BRIEF
Write out every line below that contains "注意事項".

EXTRACTED MATERIAL
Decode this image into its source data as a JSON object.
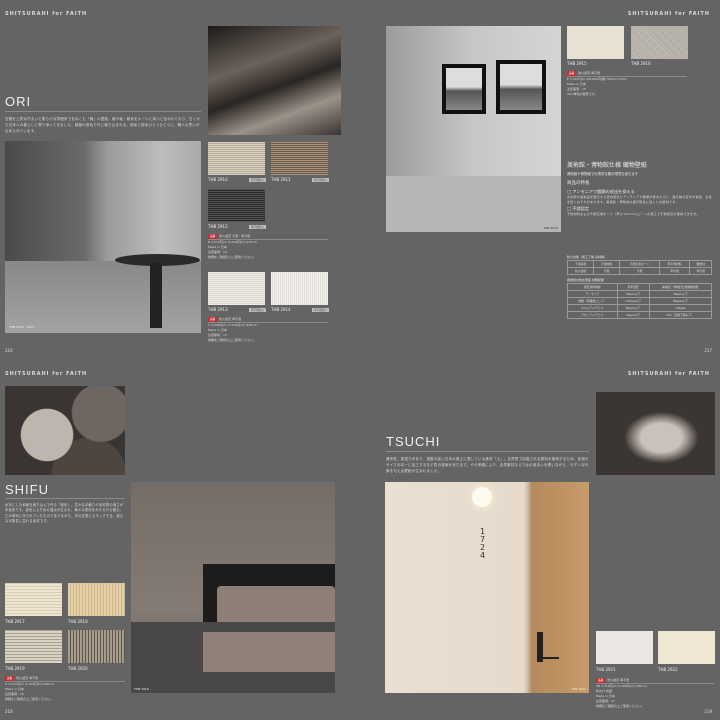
{
  "header": "SHITSURAHI for FAITH",
  "pages": {
    "p216": {
      "title": "ORI",
      "text": "空間を上質な佇まいと柔らかな雰囲気で包みこむ「織」の壁紙。襖や紙・絹糸をルーツに持つと言われており、古くから日本人の暮らしに寄り添ってきました。織機の音色で丹に織り込まれる、経糸と緯糸ひとつひとつに、職人の思いが込められています。",
      "photo_caption": "THB 2910 · 2913",
      "swatches": [
        {
          "code": "THB 2910"
        },
        {
          "code": "THB 2911"
        },
        {
          "code": "THB 2912"
        },
        {
          "code": "THB 2913"
        },
        {
          "code": "THB 2914"
        }
      ],
      "info1": [
        "防火認定 不燃・準不燃",
        "D 3,070円/m (3,100円/m)  970cm",
        "Made in 日本",
        "注意事項：14",
        "詳細をご確認の上ご使用ください。"
      ],
      "info2": [
        "防火認定 準不燃",
        "C 3,240円/m (3,100円/m)  930cm",
        "Made in 日本",
        "注意事項：14",
        "詳細をご確認の上ご使用ください。"
      ],
      "badge": "品番",
      "tag": "準不燃防火",
      "page": "216"
    },
    "p217": {
      "photo_caption": "THB 2915",
      "swatches": [
        {
          "code": "THB 2915"
        },
        {
          "code": "THB 2916"
        }
      ],
      "info": [
        "防火認定 準不燃",
        "E 3,370円/m (60,000円/巻)  930cm×30m",
        "Made in 日本",
        "注意事項：15",
        "30m単位の販売です。"
      ],
      "museum_title": "美術館・博物館仕様 織物壁紙",
      "museum_sub": "美術館や博物館での適切な展示環境を保ちます",
      "features": "商品の特長",
      "f1": "□ アンモニアで酸類の放出を抑える",
      "f1_text": "文化財や美術品を展示する室内環境にアンモニアや酸類が含まれると、展示物の変化や退色、劣化を招くおそれがあります。美術館・博物館の展示環境に適した内装材です。",
      "f2": "□ 不燃認定",
      "f2_text": "不燃材料および不燃石膏ボード（厚さ12mm以上）への施工で不燃認定が取得できます。",
      "table1_title": "防火性能（施工下地 基材等）",
      "table1": [
        [
          "下地基材",
          "不燃材料",
          "不燃石膏ボード",
          "準不燃材料",
          "難燃材"
        ],
        [
          "防火性能",
          "不燃",
          "不燃",
          "準不燃",
          "準不燃"
        ]
      ],
      "table2_title": "各物質の放出濃度 試験結果",
      "table2": [
        [
          "測定対象物質",
          "基準濃度",
          "美術館・博物館仕様織物壁紙"
        ],
        [
          "アンモニア",
          "30ppb以下",
          "30ppb以下"
        ],
        [
          "酢酸（有機酸として）",
          "170ppb以下",
          "80ppb以下"
        ],
        [
          "ホルムアルデヒド",
          "80ppb以下",
          "<46ppb"
        ],
        [
          "アセトアルデヒド",
          "30ppb以下",
          "N.D（定量下限以下）"
        ]
      ],
      "page": "217"
    },
    "p218": {
      "title": "SHIFU",
      "text": "糸状にした和紙を織り込んで作る「紙布」。豊かな手触りや素材感の強さが印象的です。染色により色の濃淡が生まれ、様々な表情をみせるのも魅力。江戸時代に作られていたものでありながら、洋の空間にもマッチする、新たな可能性に溢れる素材です。",
      "photo_caption": "THB 2916",
      "swatches": [
        {
          "code": "THB 2917"
        },
        {
          "code": "THB 2918"
        },
        {
          "code": "THB 2919"
        },
        {
          "code": "THB 2920"
        }
      ],
      "info": [
        "防火認定 準不燃",
        "D 3,070円/m (3,300円/m)  930cm",
        "Made in 日本",
        "注意事項：16",
        "詳細をご確認の上ご使用ください。"
      ],
      "page": "218"
    },
    "p219": {
      "title": "TSUCHI",
      "text": "通気性、保湿力があり、湿度の高い日本の風土に適している素材「土」。自然界で採取される原料を使用するため、色相やサイズを均一に加工するなど匠の技術が光ります。その研鑽により、自然素材ならではの風合いを纏いながら、モダンな印象を与える壁紙が生まれました。",
      "door_number": "1724",
      "photo_caption": "THB 2922",
      "swatches": [
        {
          "code": "THB 2921"
        },
        {
          "code": "THB 2922"
        }
      ],
      "info": [
        "防火認定 準不燃",
        "AB 1,310円/m (1,300円/m)  930cm",
        "防かび 抗菌",
        "Made in 日本",
        "注意事項：17",
        "詳細をご確認の上ご使用ください。"
      ],
      "page": "219"
    }
  }
}
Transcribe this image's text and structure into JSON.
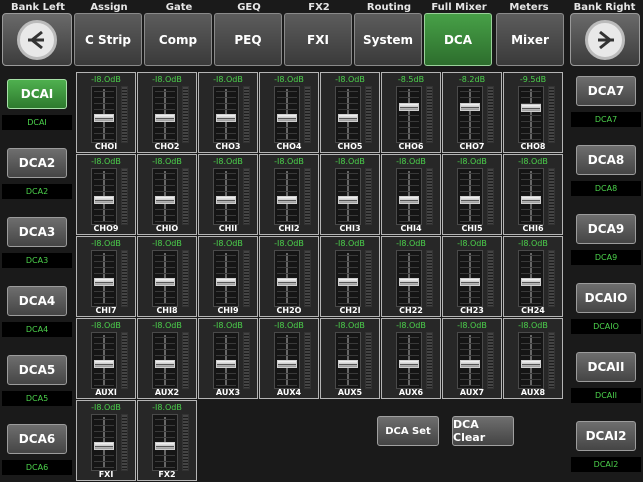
{
  "header": {
    "labels": [
      "Bank Left",
      "Assign",
      "Gate",
      "GEQ",
      "FX2",
      "Routing",
      "Full Mixer",
      "Meters",
      "Bank Right"
    ],
    "tabs": [
      {
        "label": "C Strip",
        "active": false
      },
      {
        "label": "Comp",
        "active": false
      },
      {
        "label": "PEQ",
        "active": false
      },
      {
        "label": "FXI",
        "active": false
      },
      {
        "label": "System",
        "active": false
      },
      {
        "label": "DCA",
        "active": true
      },
      {
        "label": "Mixer",
        "active": false
      }
    ],
    "bank_left_icon": "arrow-left-circle-icon",
    "bank_right_icon": "arrow-right-circle-icon"
  },
  "left_dca": [
    {
      "label": "DCAI",
      "tag": "DCAI",
      "active": true
    },
    {
      "label": "DCA2",
      "tag": "DCA2",
      "active": false
    },
    {
      "label": "DCA3",
      "tag": "DCA3",
      "active": false
    },
    {
      "label": "DCA4",
      "tag": "DCA4",
      "active": false
    },
    {
      "label": "DCA5",
      "tag": "DCA5",
      "active": false
    },
    {
      "label": "DCA6",
      "tag": "DCA6",
      "active": false
    }
  ],
  "right_dca": [
    {
      "label": "DCA7",
      "tag": "DCA7"
    },
    {
      "label": "DCA8",
      "tag": "DCA8"
    },
    {
      "label": "DCA9",
      "tag": "DCA9"
    },
    {
      "label": "DCAIO",
      "tag": "DCAIO"
    },
    {
      "label": "DCAII",
      "tag": "DCAII"
    },
    {
      "label": "DCAI2",
      "tag": "DCAI2"
    }
  ],
  "channels": [
    [
      {
        "name": "CHOI",
        "level": "-I8.OdB",
        "fader": 0.55
      },
      {
        "name": "CHO2",
        "level": "-I8.OdB",
        "fader": 0.55
      },
      {
        "name": "CHO3",
        "level": "-I8.OdB",
        "fader": 0.55
      },
      {
        "name": "CHO4",
        "level": "-I8.OdB",
        "fader": 0.55
      },
      {
        "name": "CHO5",
        "level": "-I8.OdB",
        "fader": 0.55
      },
      {
        "name": "CHO6",
        "level": "-8.5dB",
        "fader": 0.3
      },
      {
        "name": "CHO7",
        "level": "-8.2dB",
        "fader": 0.3
      },
      {
        "name": "CHO8",
        "level": "-9.5dB",
        "fader": 0.33
      }
    ],
    [
      {
        "name": "CHO9",
        "level": "-I8.OdB",
        "fader": 0.55
      },
      {
        "name": "CHIO",
        "level": "-I8.OdB",
        "fader": 0.55
      },
      {
        "name": "CHII",
        "level": "-I8.OdB",
        "fader": 0.55
      },
      {
        "name": "CHI2",
        "level": "-I8.OdB",
        "fader": 0.55
      },
      {
        "name": "CHI3",
        "level": "-I8.OdB",
        "fader": 0.55
      },
      {
        "name": "CHI4",
        "level": "-I8.OdB",
        "fader": 0.55
      },
      {
        "name": "CHI5",
        "level": "-I8.OdB",
        "fader": 0.55
      },
      {
        "name": "CHI6",
        "level": "-I8.OdB",
        "fader": 0.55
      }
    ],
    [
      {
        "name": "CHI7",
        "level": "-I8.OdB",
        "fader": 0.55
      },
      {
        "name": "CHI8",
        "level": "-I8.OdB",
        "fader": 0.55
      },
      {
        "name": "CHI9",
        "level": "-I8.OdB",
        "fader": 0.55
      },
      {
        "name": "CH2O",
        "level": "-I8.OdB",
        "fader": 0.55
      },
      {
        "name": "CH2I",
        "level": "-I8.OdB",
        "fader": 0.55
      },
      {
        "name": "CH22",
        "level": "-I8.OdB",
        "fader": 0.55
      },
      {
        "name": "CH23",
        "level": "-I8.OdB",
        "fader": 0.55
      },
      {
        "name": "CH24",
        "level": "-I8.OdB",
        "fader": 0.55
      }
    ],
    [
      {
        "name": "AUXI",
        "level": "-I8.OdB",
        "fader": 0.55
      },
      {
        "name": "AUX2",
        "level": "-I8.OdB",
        "fader": 0.55
      },
      {
        "name": "AUX3",
        "level": "-I8.OdB",
        "fader": 0.55
      },
      {
        "name": "AUX4",
        "level": "-I8.OdB",
        "fader": 0.55
      },
      {
        "name": "AUX5",
        "level": "-I8.OdB",
        "fader": 0.55
      },
      {
        "name": "AUX6",
        "level": "-I8.OdB",
        "fader": 0.55
      },
      {
        "name": "AUX7",
        "level": "-I8.OdB",
        "fader": 0.55
      },
      {
        "name": "AUX8",
        "level": "-I8.OdB",
        "fader": 0.55
      }
    ],
    [
      {
        "name": "FXI",
        "level": "-I8.OdB",
        "fader": 0.55
      },
      {
        "name": "FX2",
        "level": "-I8.OdB",
        "fader": 0.55
      }
    ]
  ],
  "actions": {
    "dca_set": "DCA Set",
    "dca_clear": "DCA Clear"
  },
  "colors": {
    "accent_green": "#4cd24c",
    "active_tab": "#3a8a3a",
    "background": "#1a1a1a"
  }
}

RESPONSE BOX
        "注意事項：14",
        "注意事項：14",
        "注意事項：15",
        "注意事項：16",
        "注意事項：17",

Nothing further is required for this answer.